Fighting to honor nation’s buffalo soldiers

James Nelson in now two years into what he calls a “magnificent mission.”

The military veteran is using his personal income in hopes of providing the ultimate honor to a pair of buffalo soldier Congressional Medal of Honor recipients. In tandem with that goal, Nelson hopes to honor all U.S. military chaplains, as well as all veterans, men and woman, past and present.

At the center of Nelson’s drive are Emanuel Stance and Moses Williams. Both served on the American frontier in the later part of the 19th century and both distinguished themselves in battle. Stance was laid to rest in Nebraska and Williams in buried in Vancouver, Wash., both spending eternity in military cemeteries.

But Nelson wants more for the two. He wants to exhume their remains, place them in new coffins and have them buried at Arlington National Cemetery. Not coincidentally, both Stance and Williams were African Americans. Nelson sees his mission as part of a process that could help heal some of the racial tensions that have erupted recently across the nation.

He would like to travel across the country with the remains of the buffalo soldiers, hosting memorial services at churches and military chapels along a winding route that would eventually end at Arlington.

The effort, Nelson figures, will cost somewhere between $10,000 and $15,000.

During his ongoing campaign, Nelson has experienced highs and lows. A high point came after he enlisted the help of U.S. Congressman Adam Smith, the ranking member of the House Armed Services Committee. Smith introduced legislation that has furthered Nelson’s cause.

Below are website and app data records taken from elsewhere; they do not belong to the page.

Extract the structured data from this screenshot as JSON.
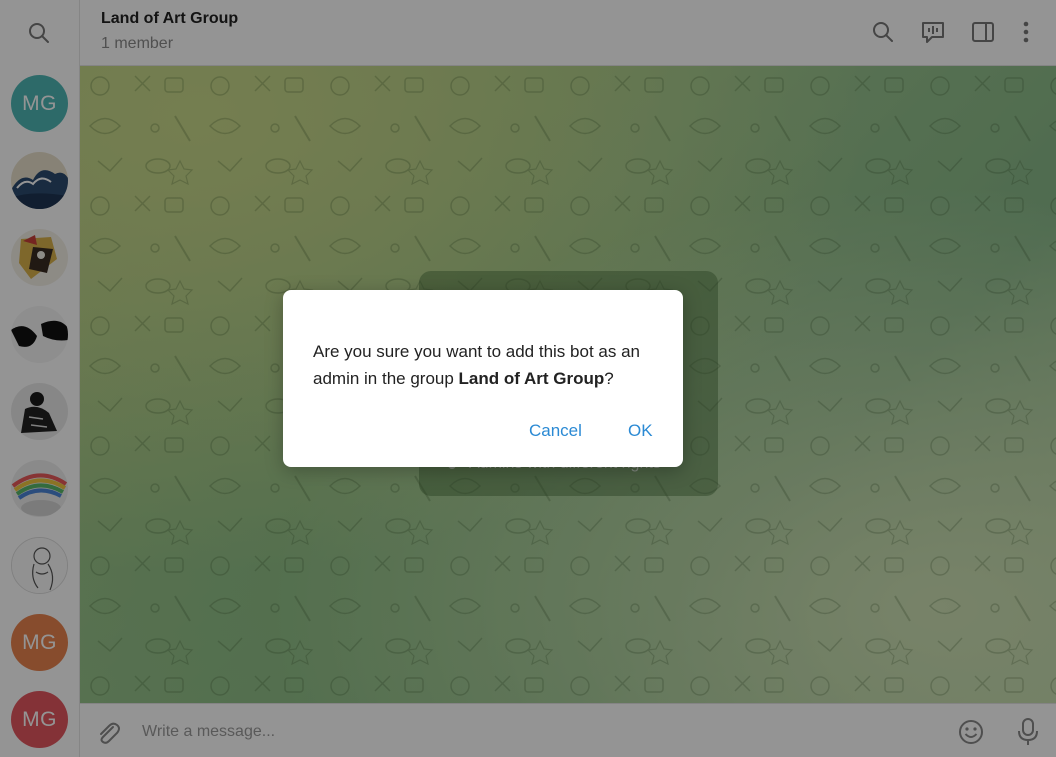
{
  "header": {
    "title": "Land of Art Group",
    "subtitle": "1 member"
  },
  "rail": {
    "avatars": [
      {
        "initials": "MG",
        "color": "#4fb7b5"
      },
      {
        "kind": "image",
        "icon": "great-wave-avatar"
      },
      {
        "kind": "image",
        "icon": "cubist-portrait-avatar"
      },
      {
        "kind": "image",
        "icon": "abstract-black-avatar"
      },
      {
        "kind": "image",
        "icon": "figure-drawing-avatar"
      },
      {
        "kind": "image",
        "icon": "rainbow-art-avatar"
      },
      {
        "kind": "image",
        "icon": "line-sketch-avatar"
      },
      {
        "initials": "MG",
        "color": "#e8834f"
      },
      {
        "initials": "MG",
        "color": "#e45660"
      }
    ]
  },
  "background_card": {
    "bullet_text": "Admins with different rights"
  },
  "composer": {
    "placeholder": "Write a message..."
  },
  "dialog": {
    "text_before": "Are you sure you want to add this bot as an admin in the group ",
    "group_name": "Land of Art Group",
    "text_after": "?",
    "cancel_label": "Cancel",
    "ok_label": "OK"
  },
  "colors": {
    "accent": "#2b8ad4",
    "mg_teal": "#4fb7b5",
    "mg_orange": "#e8834f",
    "mg_red": "#e45660"
  }
}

But there are stumbling blocks as well. Primarily, there are many who sit in important positions and believe the buffalo soldiers are being properly honored because their remains are in military cemeteries.

Nelson vehemently disagrees. National cemeteries scattered around the country aren’t the same as Arlington, he believes. He ramps up his argument with the statement that Stance and Williams – and all buffalo soldiers – have been slighted for more than a century due to the color of their skin.“Buffalo soldier” was the name given to all-black regiments in the U.S. Army, formed following the Civil War.

Nelson resides in Bellevue, but has taken his cause to Enumclaw and Sumner. He provides “guest guides” for two hotels in Enumclaw and one in Sumner, selling advertising and filling the rest of the space with lists of services and activities in the region. This year, Nelson is directing his commissions to his mission.

He’s hoping others will share his dream of seeing the two buffalo soldiers’ remains transferred to Arlington National Cemetery and, in a show of support, purchase space in the hotel guides.Anyone interested in Nelson’s mission can reach him at 425-747-2888 or 425-890-2918.